The TSC Report raises concerns about potential money laundering and fraud in a loosely or un-regulated cryptoasset market, detailing many ways in which cryptocurrency may appeal to money laundering operations, due to both the anonymity inherently associated with ownership of cryptoassets as well as the general lack of regulation in the cryptoasset market in comparison to other, more established forms of holding wealth. (Id.) The TSC Report explains that while there is limited evidence that cryptoassets are currently being used to facilitate criminal activity, there is a great deal of potential for this type of activity and thus it recommends the UK implement the EU’s Fifth Anti Money Laundering Directive (“AML Directive”), even if it completely exits the EU in March 2019, prior to the full implementation of the Directive by EU members. (Id.) Adoption of the AML Directive in the EU would require cryptoasset exchanges to comply with financing rules designed to prevent money laundering and terrorist activity that apply to other areas of the financial industry. (Id.) The TSC report suggests that the AML Directive should be implemented by the FCA, which would achieve the twin goals of preventing criminal activity in the UK cryptoasset market without requiring the creation of a brand new regulatory regime solely for this market. (Id.)
On October 29, 2018, the British Business Federation Authority, a non-profit organization, two attorneys from Baker Botts, and the CEOs of two companies in the cryptoasset market, Novum and TodaQ, produced a “counter-report” in response to the TSC Report (“BBFA Report”) (Neil Foster, Response to The Treasury Select Committee Report on Regulation of Crypto-assets.).The BBFA Report is essentially the cryptoasset industry’s response to the TSC Report.

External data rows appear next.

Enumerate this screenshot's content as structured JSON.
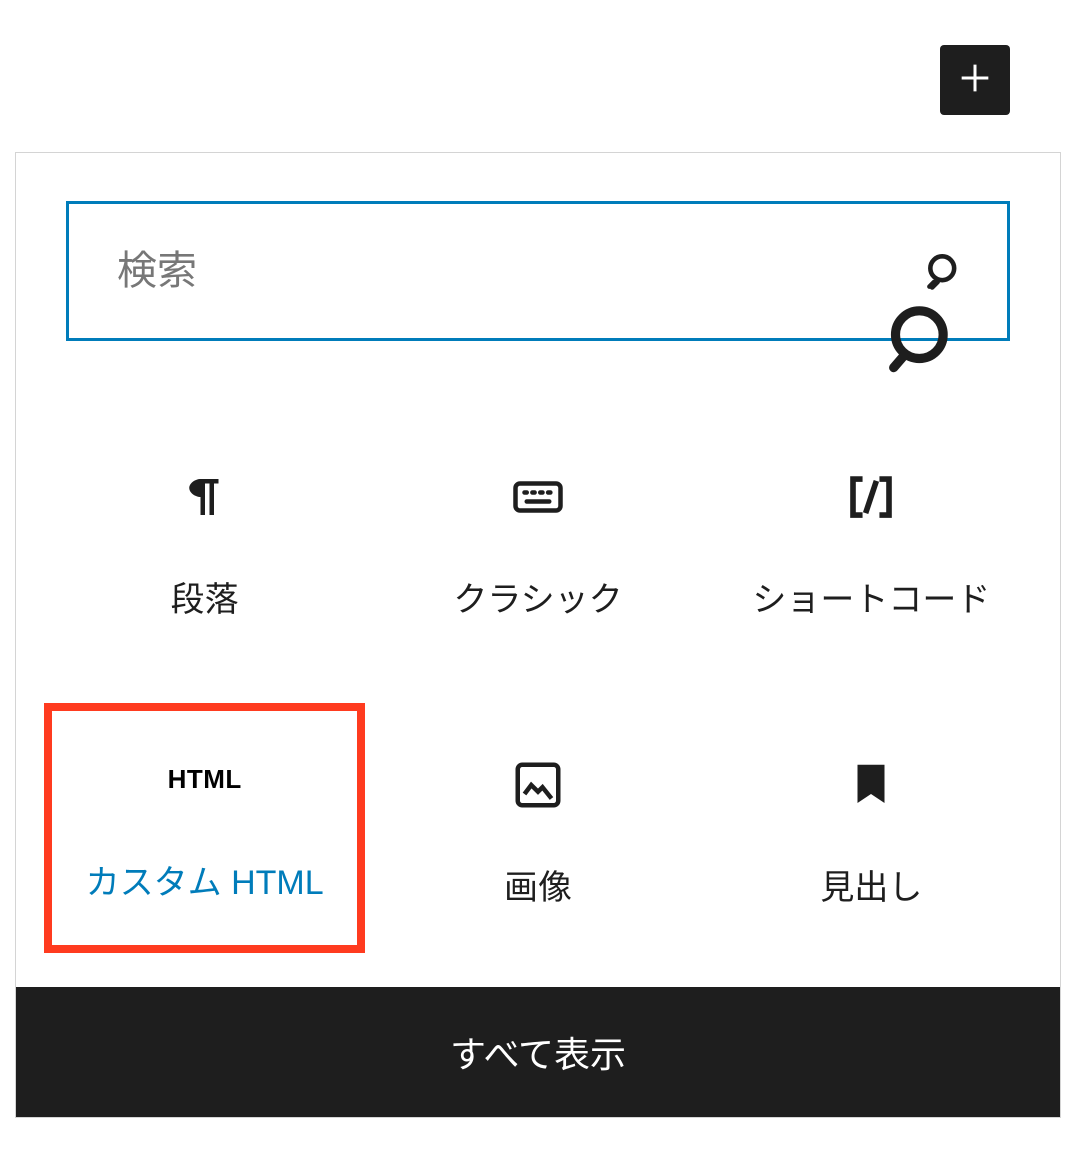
{
  "add_button": {
    "label": "Add"
  },
  "search": {
    "placeholder": "検索"
  },
  "blocks": [
    {
      "label": "段落"
    },
    {
      "label": "クラシック"
    },
    {
      "label": "ショートコード"
    },
    {
      "label": "カスタム HTML",
      "icon_text": "HTML"
    },
    {
      "label": "画像"
    },
    {
      "label": "見出し"
    }
  ],
  "show_all_label": "すべて表示"
}
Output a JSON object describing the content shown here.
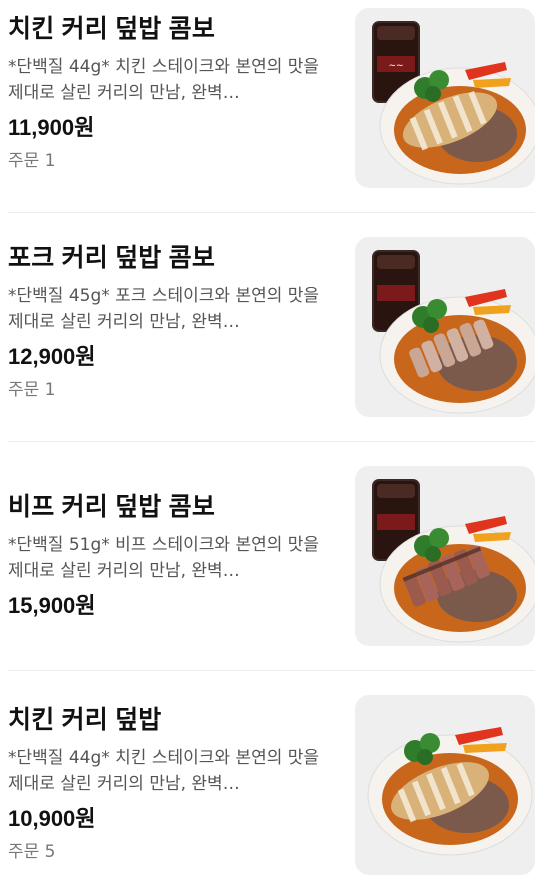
{
  "menu_items": [
    {
      "name": "치킨 커리 덮밥 콤보",
      "description": "*단백질 44g* 치킨 스테이크와 본연의 맛을 제대로 살린 커리의 만남, 완벽…",
      "price": "11,900원",
      "orders": "주문 1",
      "image": "chicken-curry-rice-with-cola-image",
      "meat_color": "#d9b27a"
    },
    {
      "name": "포크 커리 덮밥 콤보",
      "description": "*단백질 45g* 포크 스테이크와 본연의 맛을 제대로 살린 커리의 만남, 완벽…",
      "price": "12,900원",
      "orders": "주문 1",
      "image": "pork-curry-rice-with-cola-image",
      "meat_color": "#caa795"
    },
    {
      "name": "비프 커리 덮밥 콤보",
      "description": "*단백질 51g* 비프 스테이크와 본연의 맛을 제대로 살린 커리의 만남, 완벽…",
      "price": "15,900원",
      "orders": "",
      "image": "beef-curry-rice-with-cola-image",
      "meat_color": "#9a5a4e"
    },
    {
      "name": "치킨 커리 덮밥",
      "description": "*단백질 44g* 치킨 스테이크와 본연의 맛을 제대로 살린 커리의 만남, 완벽…",
      "price": "10,900원",
      "orders": "주문 5",
      "image": "chicken-curry-rice-image",
      "meat_color": "#d9b27a"
    }
  ]
}
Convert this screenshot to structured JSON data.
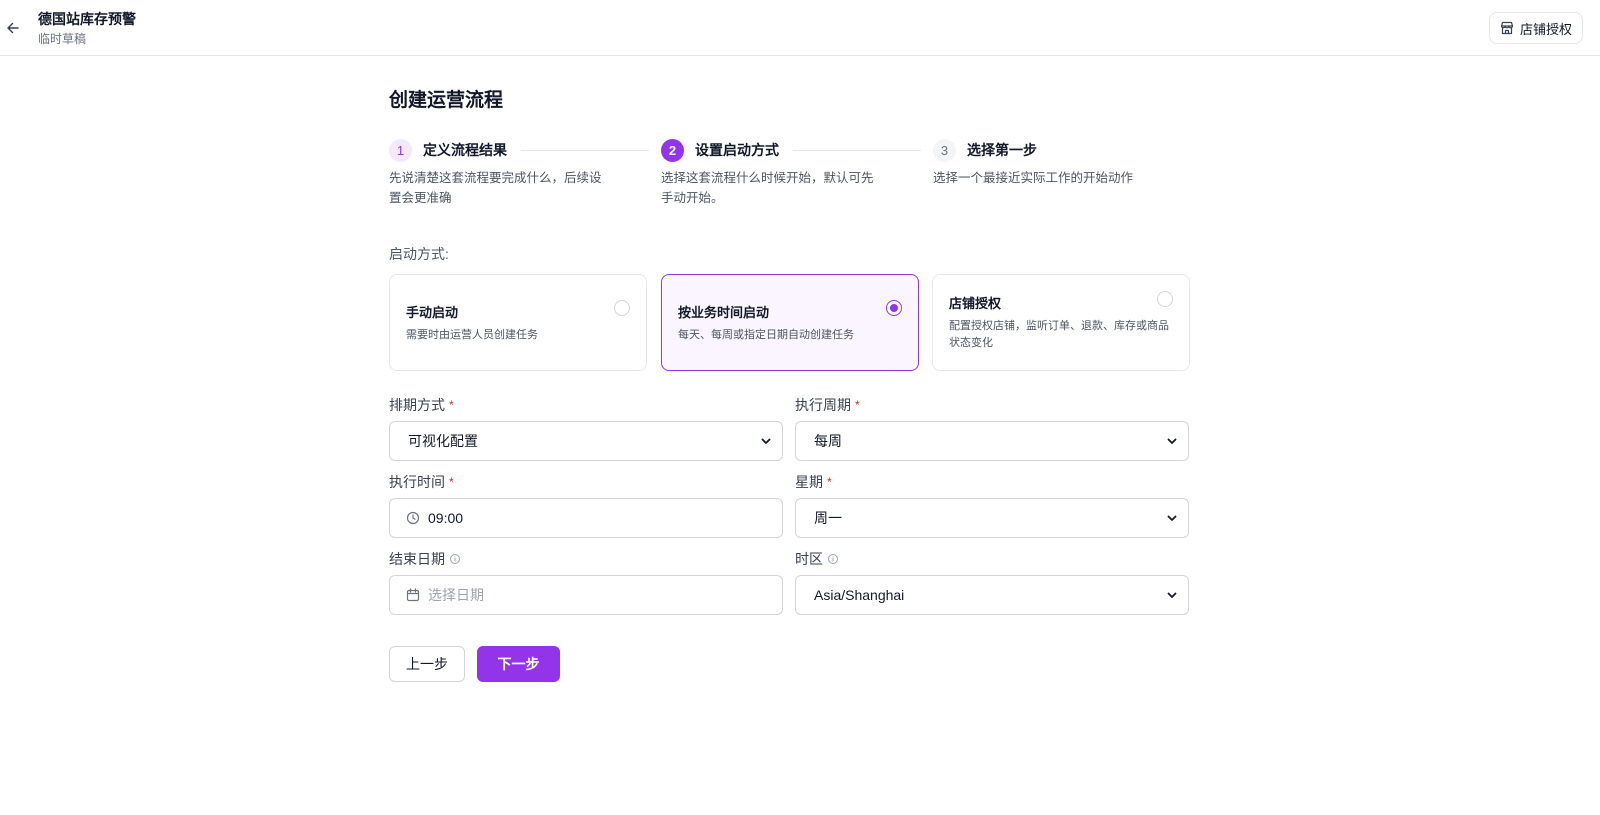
{
  "header": {
    "title": "德国站库存预警",
    "subtitle": "临时草稿",
    "back_icon": "arrow-left-icon",
    "store_auth_button": "店铺授权",
    "store_icon": "store-icon"
  },
  "page_title": "创建运营流程",
  "steps": [
    {
      "number": "1",
      "label": "定义流程结果",
      "description": "先说清楚这套流程要完成什么，后续设置会更准确",
      "state": "done"
    },
    {
      "number": "2",
      "label": "设置启动方式",
      "description": "选择这套流程什么时候开始，默认可先手动开始。",
      "state": "active"
    },
    {
      "number": "3",
      "label": "选择第一步",
      "description": "选择一个最接近实际工作的开始动作",
      "state": "todo"
    }
  ],
  "start_mode": {
    "label": "启动方式:",
    "options": [
      {
        "title": "手动启动",
        "description": "需要时由运营人员创建任务",
        "selected": false
      },
      {
        "title": "按业务时间启动",
        "description": "每天、每周或指定日期自动创建任务",
        "selected": true
      },
      {
        "title": "店铺授权",
        "description": "配置授权店铺，监听订单、退款、库存或商品状态变化",
        "selected": false
      }
    ]
  },
  "form": {
    "schedule_mode": {
      "label": "排期方式",
      "required_mark": "*",
      "value": "可视化配置"
    },
    "period": {
      "label": "执行周期",
      "required_mark": "*",
      "value": "每周"
    },
    "exec_time": {
      "label": "执行时间",
      "required_mark": "*",
      "value": "09:00",
      "icon": "clock-icon"
    },
    "weekday": {
      "label": "星期",
      "required_mark": "*",
      "value": "周一"
    },
    "end_date": {
      "label": "结束日期",
      "placeholder": "选择日期",
      "icon": "calendar-icon"
    },
    "timezone": {
      "label": "时区",
      "value": "Asia/Shanghai"
    }
  },
  "actions": {
    "prev": "上一步",
    "next": "下一步"
  },
  "colors": {
    "accent": "#9333ea",
    "accent_light": "#faf5ff",
    "border": "#e5e7eb",
    "required": "#dc2626"
  }
}
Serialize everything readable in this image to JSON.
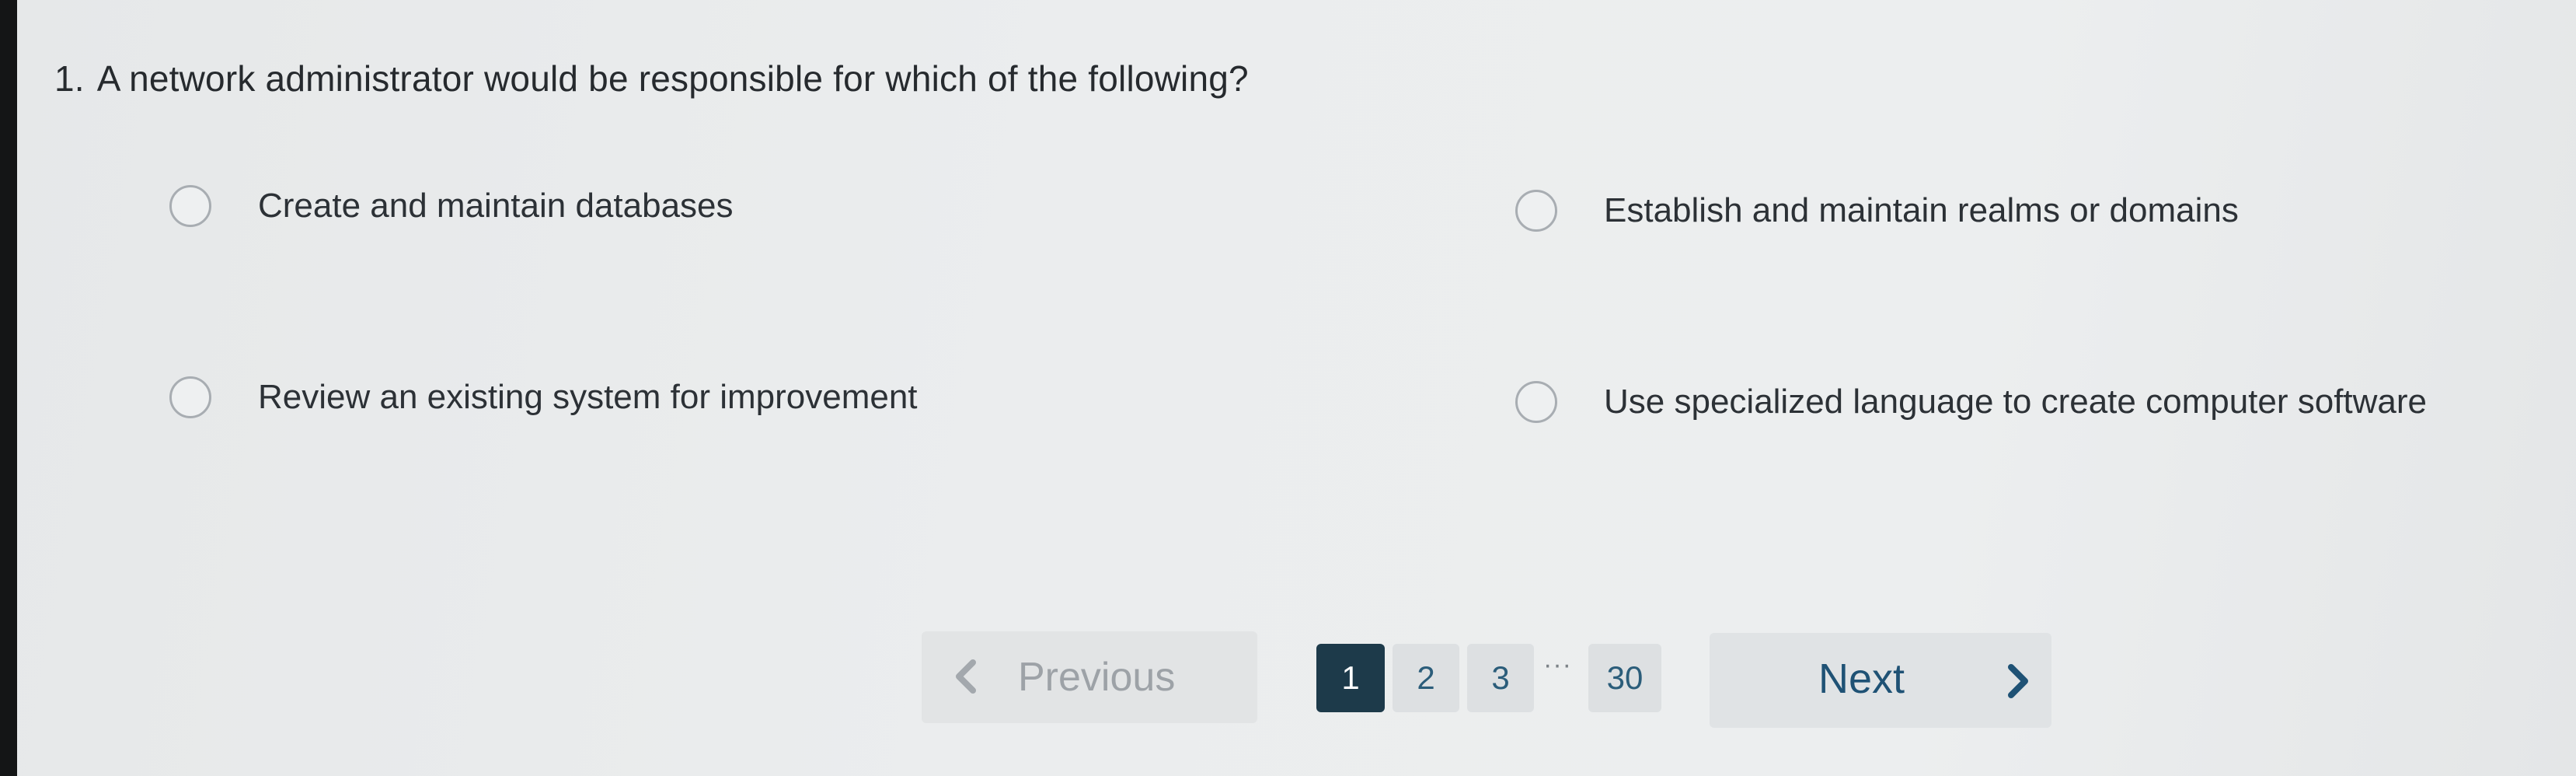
{
  "question": {
    "number": "1.",
    "text": "A network administrator would be responsible for which of the following?"
  },
  "options": [
    {
      "label": "Create and maintain databases",
      "selected": false
    },
    {
      "label": "Establish and maintain realms or domains",
      "selected": false
    },
    {
      "label": "Review an existing system for improvement",
      "selected": false
    },
    {
      "label": "Use specialized language to create computer software",
      "selected": false
    }
  ],
  "pagination": {
    "previous_label": "Previous",
    "previous_icon": "chevron-left-icon",
    "pages": [
      "1",
      "2",
      "3"
    ],
    "ellipsis": "···",
    "last_page": "30",
    "current_page": "1",
    "next_label": "Next",
    "next_icon": "chevron-right-icon"
  },
  "colors": {
    "active_page_bg": "#1d3a4a",
    "link_blue": "#1f5275",
    "disabled_text": "#9da2a7"
  }
}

The BBFA Report advocates a nuanced approach to regulation, similar to that implemented in Malta, which is determined by the type of asset behind the cryptocurrency. This would clearly identify the level of risk an investor faces with each type of cryptoasset without unduly burdening the infant British cryptomarket with excessive oversight. (See id.) The BBFA Report acknowledges the need for regulation of the cryptoasset market and that it could be regulated within currently existing market structures. (Id.)
The BBFA Report deviates from the TSC Report in two significant ways. First, the BBFA Report focuses primarily on providing suggestions for how and by whom the cryptoasset market should be regulated. It brushes past concerns raised in the TSC Report regarding fraud and money laundering, instead implying that concerns related to criminal activity would be addressed by any proposed regulatory scheme. (Id.) , Second, the BBFA Report addresses one area of regulation not covered by the TSC Report: taxation. The BBFA Report, coming from the cryptoasset industry, could serve as a helpful roadmap to government regulators as they consider how to structure a taxation regime for the cryptoasset industry. (See id.)
The UK government’s commission of the TSC Report suggests regulation of the cryptoasset sector is a government priority. Furthermore, both government and industry voices agree that regulation of the cryptoasset market is needed for consumer protection and to prevent criminal activity and fraud. But industry and government differ as to what form that regulatory scheme should take. While reporting on the dueling reports has characterized the industry as accusing the government of proposing heavy-handed, reactionary regulation, that is an overstatement of the differences between industry and government. (William Suberg, Coin Telegraph; Natasha Bernal, Telegraph.). Rather, the two reports suggest industry and government have similar broad goals and differ only in the details of how to move forward.